- TASK DATA
==================================================

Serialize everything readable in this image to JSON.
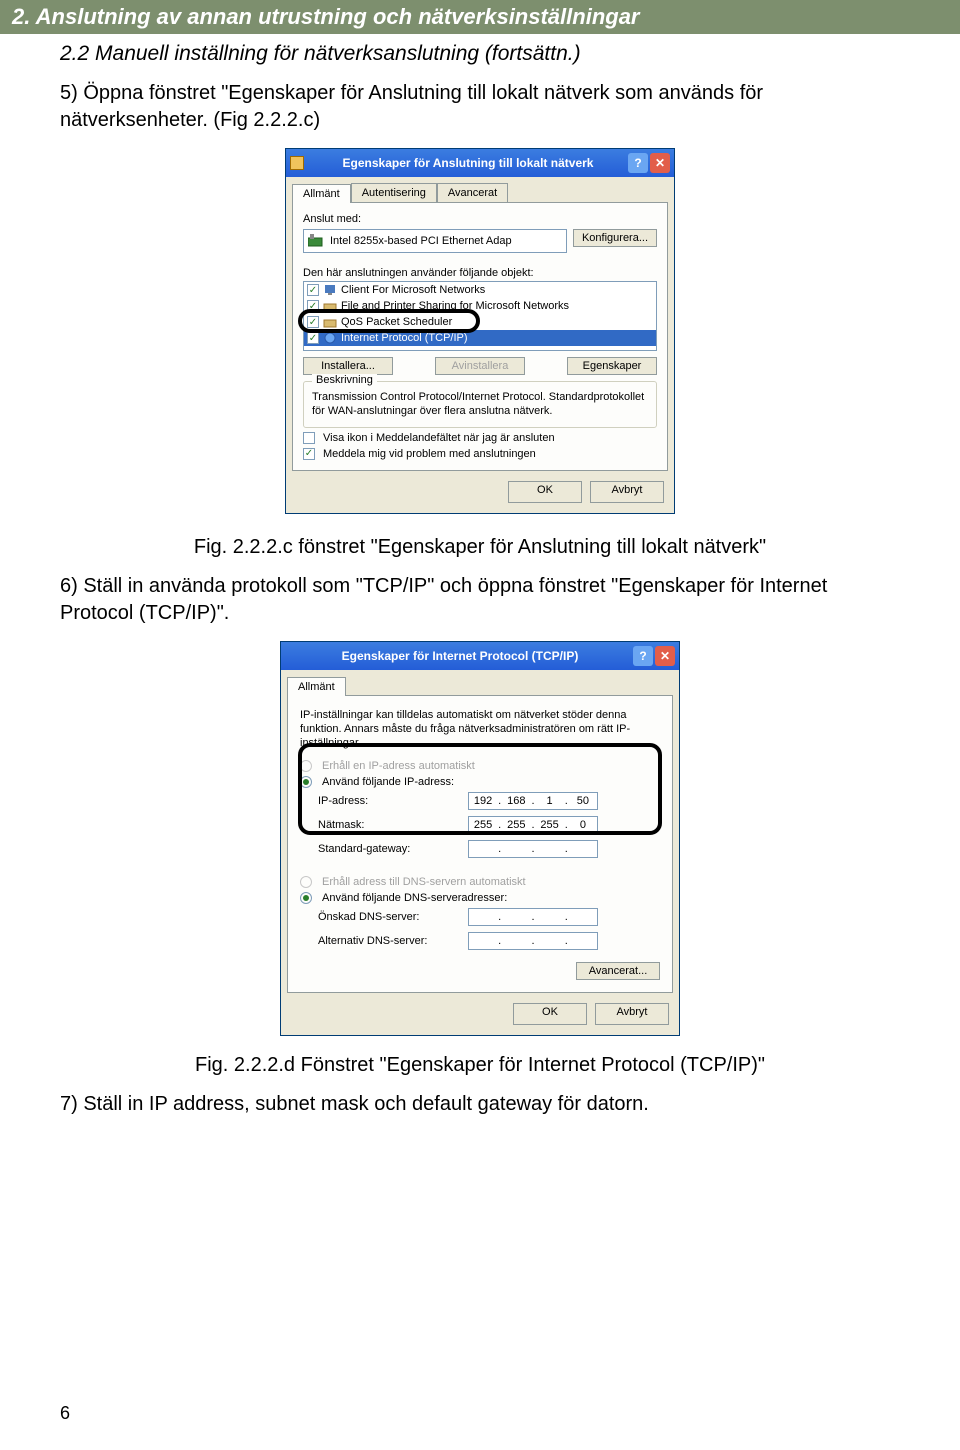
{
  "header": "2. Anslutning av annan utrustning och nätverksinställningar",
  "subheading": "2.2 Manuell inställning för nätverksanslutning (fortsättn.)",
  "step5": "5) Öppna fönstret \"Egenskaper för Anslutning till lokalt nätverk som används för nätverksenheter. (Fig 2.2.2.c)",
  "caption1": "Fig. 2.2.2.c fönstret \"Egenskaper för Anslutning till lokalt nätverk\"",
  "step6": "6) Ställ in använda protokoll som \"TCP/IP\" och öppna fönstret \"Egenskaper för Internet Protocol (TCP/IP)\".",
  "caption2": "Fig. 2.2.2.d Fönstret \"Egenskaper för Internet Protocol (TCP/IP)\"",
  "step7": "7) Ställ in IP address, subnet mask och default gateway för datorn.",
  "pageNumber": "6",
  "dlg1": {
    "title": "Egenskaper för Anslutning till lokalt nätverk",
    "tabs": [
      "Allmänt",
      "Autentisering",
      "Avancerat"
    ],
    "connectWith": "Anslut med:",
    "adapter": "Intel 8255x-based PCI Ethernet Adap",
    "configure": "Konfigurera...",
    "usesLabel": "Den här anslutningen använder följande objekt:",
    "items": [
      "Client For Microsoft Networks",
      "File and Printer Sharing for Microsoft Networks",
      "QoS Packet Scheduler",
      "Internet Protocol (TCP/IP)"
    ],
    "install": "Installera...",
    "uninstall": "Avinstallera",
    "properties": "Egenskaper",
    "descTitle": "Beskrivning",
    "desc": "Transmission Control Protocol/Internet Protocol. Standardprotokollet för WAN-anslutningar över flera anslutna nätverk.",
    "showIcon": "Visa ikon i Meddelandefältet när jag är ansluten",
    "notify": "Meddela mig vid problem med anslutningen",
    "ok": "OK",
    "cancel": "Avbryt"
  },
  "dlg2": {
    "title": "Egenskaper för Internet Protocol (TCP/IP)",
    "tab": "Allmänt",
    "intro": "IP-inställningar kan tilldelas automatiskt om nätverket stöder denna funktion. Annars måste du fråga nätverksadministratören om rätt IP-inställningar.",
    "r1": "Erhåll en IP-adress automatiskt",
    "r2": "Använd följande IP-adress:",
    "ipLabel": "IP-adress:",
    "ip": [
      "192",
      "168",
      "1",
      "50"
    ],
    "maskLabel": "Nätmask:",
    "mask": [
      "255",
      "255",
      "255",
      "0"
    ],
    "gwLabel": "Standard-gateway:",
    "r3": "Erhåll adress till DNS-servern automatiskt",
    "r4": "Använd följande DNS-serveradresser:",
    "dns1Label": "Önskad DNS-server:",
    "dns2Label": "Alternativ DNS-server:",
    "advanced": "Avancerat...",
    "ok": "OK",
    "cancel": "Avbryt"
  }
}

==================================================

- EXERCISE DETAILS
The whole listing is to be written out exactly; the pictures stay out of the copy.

- OUTPUT OF THE EXERCISE
Serialize everything readable in this image to JSON.
{
  "header": "2. Anslutning av annan utrustning och nätverksinställningar",
  "subheading": "2.2 Manuell inställning för nätverksanslutning (fortsättn.)",
  "step5": "5) Öppna fönstret \"Egenskaper för Anslutning till lokalt nätverk som används för nätverksenheter. (Fig 2.2.2.c)",
  "caption1": "Fig. 2.2.2.c fönstret \"Egenskaper för Anslutning till lokalt nätverk\"",
  "step6": "6) Ställ in använda protokoll som \"TCP/IP\" och öppna fönstret \"Egenskaper för Internet Protocol (TCP/IP)\".",
  "caption2": "Fig. 2.2.2.d Fönstret \"Egenskaper för Internet Protocol (TCP/IP)\"",
  "step7": "7) Ställ in IP address, subnet mask och default gateway för datorn.",
  "pageNumber": "6",
  "dlg1": {
    "title": "Egenskaper för Anslutning till lokalt nätverk",
    "tabs": [
      "Allmänt",
      "Autentisering",
      "Avancerat"
    ],
    "connectWith": "Anslut med:",
    "adapter": "Intel 8255x-based PCI Ethernet Adap",
    "configure": "Konfigurera...",
    "usesLabel": "Den här anslutningen använder följande objekt:",
    "items": [
      "Client For Microsoft Networks",
      "File and Printer Sharing for Microsoft Networks",
      "QoS Packet Scheduler",
      "Internet Protocol (TCP/IP)"
    ],
    "install": "Installera...",
    "uninstall": "Avinstallera",
    "properties": "Egenskaper",
    "descTitle": "Beskrivning",
    "desc": "Transmission Control Protocol/Internet Protocol. Standardprotokollet för WAN-anslutningar över flera anslutna nätverk.",
    "showIcon": "Visa ikon i Meddelandefältet när jag är ansluten",
    "notify": "Meddela mig vid problem med anslutningen",
    "ok": "OK",
    "cancel": "Avbryt"
  },
  "dlg2": {
    "title": "Egenskaper för Internet Protocol (TCP/IP)",
    "tab": "Allmänt",
    "intro": "IP-inställningar kan tilldelas automatiskt om nätverket stöder denna funktion. Annars måste du fråga nätverksadministratören om rätt IP-inställningar.",
    "r1": "Erhåll en IP-adress automatiskt",
    "r2": "Använd följande IP-adress:",
    "ipLabel": "IP-adress:",
    "ip": [
      "192",
      "168",
      "1",
      "50"
    ],
    "maskLabel": "Nätmask:",
    "mask": [
      "255",
      "255",
      "255",
      "0"
    ],
    "gwLabel": "Standard-gateway:",
    "r3": "Erhåll adress till DNS-servern automatiskt",
    "r4": "Använd följande DNS-serveradresser:",
    "dns1Label": "Önskad DNS-server:",
    "dns2Label": "Alternativ DNS-server:",
    "advanced": "Avancerat...",
    "ok": "OK",
    "cancel": "Avbryt"
  }
}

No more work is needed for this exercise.